## Some more realistic OpenFOAM runs

As a first test, I am trying to reproduce the graphs of coefficient of lift $$C_l$$ and coefficient of drag $$C_d$$ as functions of angle of attack $$\alpha$$ from http://airfoiltools.com/airfoil/details?airfoil=naca2408-il. The airfoil is 1m long, the airspeed is 10m/s, and the kinematic viscosity $$\nu$$ is 1E-5 for a Reynolds number of 1E6. $$C_l$$ and $$C_d$$ are measured for $$\alpha = \{-5,0,5,10,15,20\}$$. I am unclear on the reference length and area in $$C_l$$ and $$C_d$$, but that will be obvious as a constant factor between the graphs.

On the recommendation of a friend (I do not want to get stuck down any rabbit holes) these use the SST k-omega turbulence model. The constants for incoming turbulence intensity are taken from: k-Omega-SST-DES-Report. At high angles of attack the airfoil sheds vortices:

And the plot of $$C_l$$ and $$C_d$$ vs $$\alpha$$:

Error bars are given from the standard deviation of the forces. The vortex shedding causes periodic changes in each coefficient. I am bothered that $$C_l$$ doesn’t turn over at $$\alpha\approx 15^{\circ}$$ as for the airfoil tools database, and am now trying to figure out what causes the difference.

## OpenFOAM Airfoils

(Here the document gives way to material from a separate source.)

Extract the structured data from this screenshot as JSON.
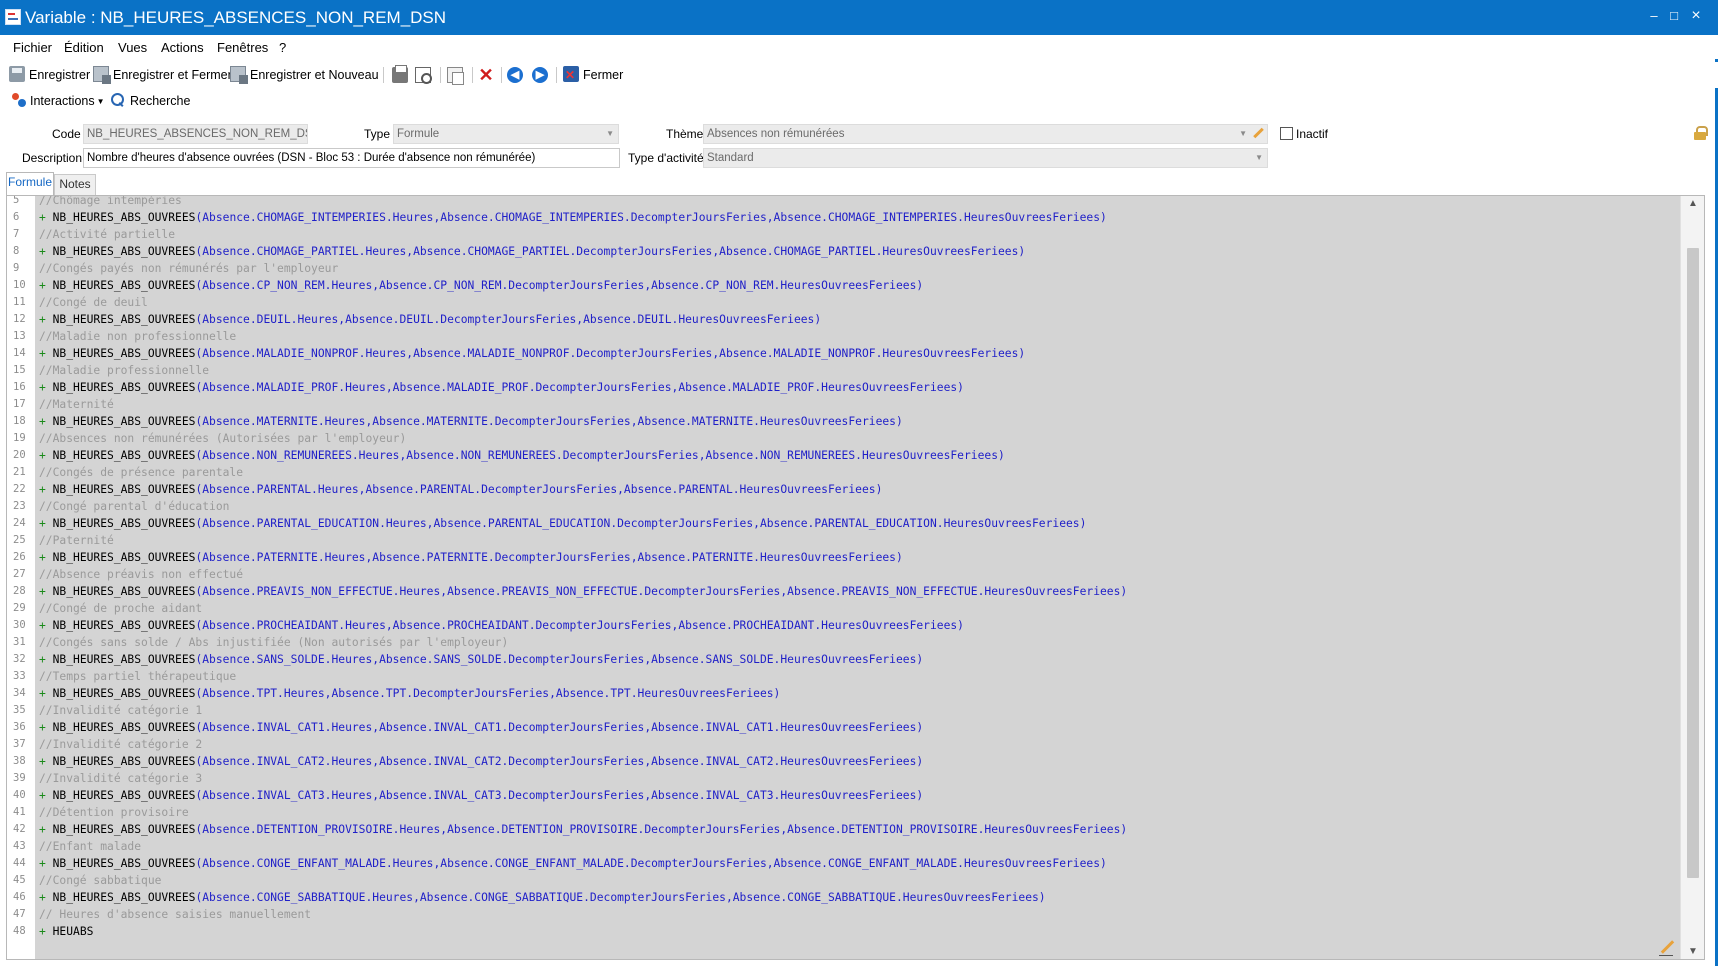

I’ve been playing with OpenFOAM recently and ended up writing my own mesher. It’s been educational to work with a code which uses unstructured meshes for once. See https://github.com/garthwhelan/openfoam-mesher-stuff for details. So far all it does is generate hexahedral meshes with Cartesian coordinates, and merge boundary faces/points if two boundary patches share the same coordinate. It’s pretty straightforward to build more complicated meshes by deforming and combining Cartesian ones. For example, C meshes for airfoils can be made by deforming a rectangular Cartesian mesh so that the right edge surrounds an airfoil and then combining the interface behind the airfoil (automatically removing the duplicate faces and faces that are now internal). O meshes would involve doing the same thing, but using the entire right edge around the airfoil and merging what were the top and bottom edges.

Ultimately, I would like to build an RC plane and be able to say some of the design was inspired by CFD simulations, but this is a tall order. I think I will make sure that I can match the information on www.airfoiltools.com for $$C_l$$ and $$C_d$$ for a named airfoil and then use OpenFOAM to motivate the design of the control structures.

After going through some tutorials, I tried a (very nonphysical) run with an airfoil. The graph below was generated with icoFoam using a 1m airfoil at 1m/s, and with a realistic air viscosity. The boundary conditions are probably something nonphysical. Since then I’ve moved to using the freestream boundary conditions, pisoFoam, and RANS.